One of my tasks here at the lab is to curate the teaching collection of insects. They are used for entomology related classes, so they aren't the best or most valuable specimens, in fact they are typically procured from student collections.
The curation is no small feat... two tall cabinets of drawers which are full of disintegrating specimens. The specimens themselves are haphazardly strewn about the unit trays, with only a hint of some past organization. Some orders are worse off than others, the Lepidoptera were decent but the Diptera and Hemiptera were a total disaster. I don't think anyone has tried to reorganize these drawers... ever? At least not all in one go.
So I, along with some of the undergrads of the lab, have been tackling the collection one order at a time. Our instructions: throw away broken specimens, or specimens without labels. Straighten out rows of specimens in the trays. Put everything into phylogenetic order. Type up consistent labels for every unit tray, and for the outsides of the drawers.
This is one of the "reject" trays for Diptera, where we were collecting specimens before throwing them out. The insects and labels were all pulled off so we could keep the pins.
Some of the chaos in progress.
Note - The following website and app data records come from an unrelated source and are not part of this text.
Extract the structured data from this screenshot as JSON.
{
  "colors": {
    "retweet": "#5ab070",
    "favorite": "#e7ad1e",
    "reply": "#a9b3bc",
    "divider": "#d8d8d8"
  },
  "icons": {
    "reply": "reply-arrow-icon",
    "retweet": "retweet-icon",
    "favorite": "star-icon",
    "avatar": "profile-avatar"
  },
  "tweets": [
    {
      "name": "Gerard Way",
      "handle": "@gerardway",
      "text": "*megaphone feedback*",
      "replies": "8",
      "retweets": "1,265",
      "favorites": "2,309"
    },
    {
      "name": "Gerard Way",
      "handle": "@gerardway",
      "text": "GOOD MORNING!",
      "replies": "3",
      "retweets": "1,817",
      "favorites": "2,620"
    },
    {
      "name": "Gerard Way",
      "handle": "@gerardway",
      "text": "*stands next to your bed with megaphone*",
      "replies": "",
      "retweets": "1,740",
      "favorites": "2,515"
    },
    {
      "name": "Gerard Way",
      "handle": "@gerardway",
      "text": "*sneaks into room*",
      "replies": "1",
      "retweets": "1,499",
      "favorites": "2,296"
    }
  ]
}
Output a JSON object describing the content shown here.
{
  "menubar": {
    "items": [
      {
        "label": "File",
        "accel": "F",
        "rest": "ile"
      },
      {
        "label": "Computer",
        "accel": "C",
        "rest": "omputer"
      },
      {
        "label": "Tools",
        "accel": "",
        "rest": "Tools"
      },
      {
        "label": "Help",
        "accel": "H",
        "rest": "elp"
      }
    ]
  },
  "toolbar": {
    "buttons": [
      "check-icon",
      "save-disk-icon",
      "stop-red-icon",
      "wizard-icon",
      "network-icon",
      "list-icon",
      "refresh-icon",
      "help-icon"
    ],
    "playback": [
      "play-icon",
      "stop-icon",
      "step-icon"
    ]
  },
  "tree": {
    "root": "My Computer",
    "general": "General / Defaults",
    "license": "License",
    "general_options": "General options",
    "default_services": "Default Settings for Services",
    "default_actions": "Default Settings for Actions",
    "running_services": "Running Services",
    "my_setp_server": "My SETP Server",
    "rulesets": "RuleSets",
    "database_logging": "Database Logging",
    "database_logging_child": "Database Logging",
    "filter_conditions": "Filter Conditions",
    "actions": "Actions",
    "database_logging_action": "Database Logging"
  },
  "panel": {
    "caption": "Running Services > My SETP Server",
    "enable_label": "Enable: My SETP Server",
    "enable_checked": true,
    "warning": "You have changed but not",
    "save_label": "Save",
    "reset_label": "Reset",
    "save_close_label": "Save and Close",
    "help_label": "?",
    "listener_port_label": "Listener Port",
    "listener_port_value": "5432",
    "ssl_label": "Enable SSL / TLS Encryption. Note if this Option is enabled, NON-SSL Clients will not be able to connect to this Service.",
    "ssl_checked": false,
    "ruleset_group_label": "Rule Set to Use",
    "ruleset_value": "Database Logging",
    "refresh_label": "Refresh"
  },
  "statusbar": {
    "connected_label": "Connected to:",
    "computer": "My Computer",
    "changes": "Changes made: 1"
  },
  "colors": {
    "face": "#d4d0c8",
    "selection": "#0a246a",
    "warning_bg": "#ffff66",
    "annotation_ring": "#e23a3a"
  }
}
It is rather sad to throw away specimens - no one wants a life to go to waste, especially one that was collected and curated with care. But a fly is only so useful to research or teaching if its head is missing, you know? The fact is many specimens are prepared quite poorly, often to an extent that makes them unusable (pinning through the wrong body part, broken wings/legs, using too much glue on points, etc.). And often it is simply the ravages of time and handling that cause fragile insect bodies to fall apart. Some families have very few representatives so those are kept even if they're in bad shape, but hopefully we will be able to collect more. And now that the specimens have been curated, there is indeed room to add more!
Ahhh, completed insect drawers. Feels good. Still a few more orders to go! I hope that now the collection will be treated with more care and be of more use for future students.